The crew should have refused Captain’s orders to go out with a hurricane over the horizon. I’m sure Cap’n Bligh would not have, he was too good of a sailor.
The tall ship had left Connecticut last week en route for St. Petersburg, Fla., heading South and keeping near to the coast. It’s reported that the owners were seeking a buyer somewhere down in the Gulf.
This beautiful reproduction was built in 1960 for the famous Brando film Mutiny on the Bounty in 1962, and when I first went to New York as a young actor tried every which way to get on it as an actor and an ex British Merchant Navy crewman, but it wasn’t to be. I never heard back. The ship had deteriorated through the years, and was bought by an admirer who lovingly restored it at great cost, and it came to be used in the Pirates of the Caribbean movie. The restoration itself had become an antique!

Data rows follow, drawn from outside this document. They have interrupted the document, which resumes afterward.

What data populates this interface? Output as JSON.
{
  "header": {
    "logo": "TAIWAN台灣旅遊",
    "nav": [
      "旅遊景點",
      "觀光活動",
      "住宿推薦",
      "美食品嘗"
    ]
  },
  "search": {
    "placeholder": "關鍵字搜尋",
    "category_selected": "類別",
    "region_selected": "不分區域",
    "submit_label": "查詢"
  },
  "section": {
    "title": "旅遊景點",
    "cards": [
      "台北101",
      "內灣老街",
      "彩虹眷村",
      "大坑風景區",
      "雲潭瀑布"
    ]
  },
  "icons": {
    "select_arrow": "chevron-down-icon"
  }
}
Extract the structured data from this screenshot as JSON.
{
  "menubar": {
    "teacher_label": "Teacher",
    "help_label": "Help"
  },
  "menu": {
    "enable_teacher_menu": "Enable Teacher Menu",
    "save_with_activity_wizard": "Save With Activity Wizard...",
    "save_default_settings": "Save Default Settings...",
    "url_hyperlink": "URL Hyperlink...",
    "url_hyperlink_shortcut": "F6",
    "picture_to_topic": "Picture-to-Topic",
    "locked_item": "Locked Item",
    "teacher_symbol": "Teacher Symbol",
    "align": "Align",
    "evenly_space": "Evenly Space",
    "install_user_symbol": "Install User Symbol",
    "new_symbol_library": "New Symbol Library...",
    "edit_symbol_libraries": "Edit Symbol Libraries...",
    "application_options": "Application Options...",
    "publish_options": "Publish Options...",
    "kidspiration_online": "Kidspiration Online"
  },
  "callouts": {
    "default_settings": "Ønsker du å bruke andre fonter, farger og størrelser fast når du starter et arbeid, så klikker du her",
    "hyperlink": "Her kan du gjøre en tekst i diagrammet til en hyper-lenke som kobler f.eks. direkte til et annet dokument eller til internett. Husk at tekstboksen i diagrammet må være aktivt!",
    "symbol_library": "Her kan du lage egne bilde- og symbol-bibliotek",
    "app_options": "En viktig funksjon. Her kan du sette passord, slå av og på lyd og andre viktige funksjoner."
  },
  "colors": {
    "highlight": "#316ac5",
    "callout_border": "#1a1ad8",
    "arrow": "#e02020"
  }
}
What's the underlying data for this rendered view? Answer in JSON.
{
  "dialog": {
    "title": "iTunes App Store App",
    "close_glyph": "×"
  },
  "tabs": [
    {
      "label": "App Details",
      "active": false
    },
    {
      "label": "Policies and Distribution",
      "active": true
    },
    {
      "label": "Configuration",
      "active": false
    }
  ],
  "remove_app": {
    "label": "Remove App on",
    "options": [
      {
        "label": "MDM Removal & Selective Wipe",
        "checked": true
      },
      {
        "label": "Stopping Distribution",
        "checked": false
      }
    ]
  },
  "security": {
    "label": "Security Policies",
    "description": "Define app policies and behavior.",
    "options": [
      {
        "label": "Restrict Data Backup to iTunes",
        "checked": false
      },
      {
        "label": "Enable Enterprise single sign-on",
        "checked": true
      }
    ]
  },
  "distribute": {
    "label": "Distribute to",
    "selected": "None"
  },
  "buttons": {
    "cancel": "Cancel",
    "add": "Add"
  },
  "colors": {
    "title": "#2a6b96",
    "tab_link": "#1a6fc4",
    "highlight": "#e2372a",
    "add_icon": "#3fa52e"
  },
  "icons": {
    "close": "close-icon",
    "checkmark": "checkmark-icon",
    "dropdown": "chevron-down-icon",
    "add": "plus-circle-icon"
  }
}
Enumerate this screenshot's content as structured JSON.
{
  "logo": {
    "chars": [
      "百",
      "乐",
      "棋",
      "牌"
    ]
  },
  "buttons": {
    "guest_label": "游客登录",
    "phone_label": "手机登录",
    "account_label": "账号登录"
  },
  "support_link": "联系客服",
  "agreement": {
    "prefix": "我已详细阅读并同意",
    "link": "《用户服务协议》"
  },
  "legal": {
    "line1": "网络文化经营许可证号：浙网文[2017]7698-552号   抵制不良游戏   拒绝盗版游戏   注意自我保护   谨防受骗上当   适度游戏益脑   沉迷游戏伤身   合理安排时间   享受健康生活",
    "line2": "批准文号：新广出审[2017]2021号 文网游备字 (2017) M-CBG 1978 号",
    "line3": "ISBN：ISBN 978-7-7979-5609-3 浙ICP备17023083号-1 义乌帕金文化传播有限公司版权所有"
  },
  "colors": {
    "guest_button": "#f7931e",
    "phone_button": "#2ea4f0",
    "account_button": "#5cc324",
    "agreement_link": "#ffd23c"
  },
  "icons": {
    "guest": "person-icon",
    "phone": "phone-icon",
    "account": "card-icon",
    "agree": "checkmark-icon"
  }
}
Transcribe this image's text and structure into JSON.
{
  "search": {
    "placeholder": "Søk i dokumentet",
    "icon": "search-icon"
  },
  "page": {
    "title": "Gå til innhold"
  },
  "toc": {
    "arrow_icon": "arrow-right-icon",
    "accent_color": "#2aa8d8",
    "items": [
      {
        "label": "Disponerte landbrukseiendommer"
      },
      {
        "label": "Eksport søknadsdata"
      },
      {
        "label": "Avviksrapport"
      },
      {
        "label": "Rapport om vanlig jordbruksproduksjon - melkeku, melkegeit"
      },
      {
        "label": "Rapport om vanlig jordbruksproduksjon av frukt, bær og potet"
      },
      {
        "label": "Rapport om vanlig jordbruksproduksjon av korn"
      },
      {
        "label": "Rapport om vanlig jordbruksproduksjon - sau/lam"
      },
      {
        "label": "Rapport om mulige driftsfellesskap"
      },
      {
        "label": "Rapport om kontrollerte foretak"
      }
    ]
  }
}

It went down yesterday, steering lost, and 16 crew abandoned ship most being thrown in the water. All except 2 were saved. A young woman was found dead, and the captain can’t be found. He may have floated off somewhere in his life preserver, but cannot be rescued now anyway. Heartbreaking news. How the captain chose to go out a few days ago under full sail is hard to fathom. Warnings were up of the dangers of Hurricane Sandy. He had hoped to stay close to the coast, head South, and avoid the storm. He didn’t make it. Perhaps he was ordered to try, but if true, there are shades of the Titanic!
I am reminded of another similar foundering of a tall ship during Hurricane Carrie, that of the British barque Pamir (not a restoration), off the Azores. I remember announcing that tragedy when I worked as a news announcer on FM radio in Toronto. I made it the headline of that day, September 21, 1957. She had a crew of 86, most of them cadets. Only 6 were saved in that one.
Here’s the Pamir story, and it’s worth a read.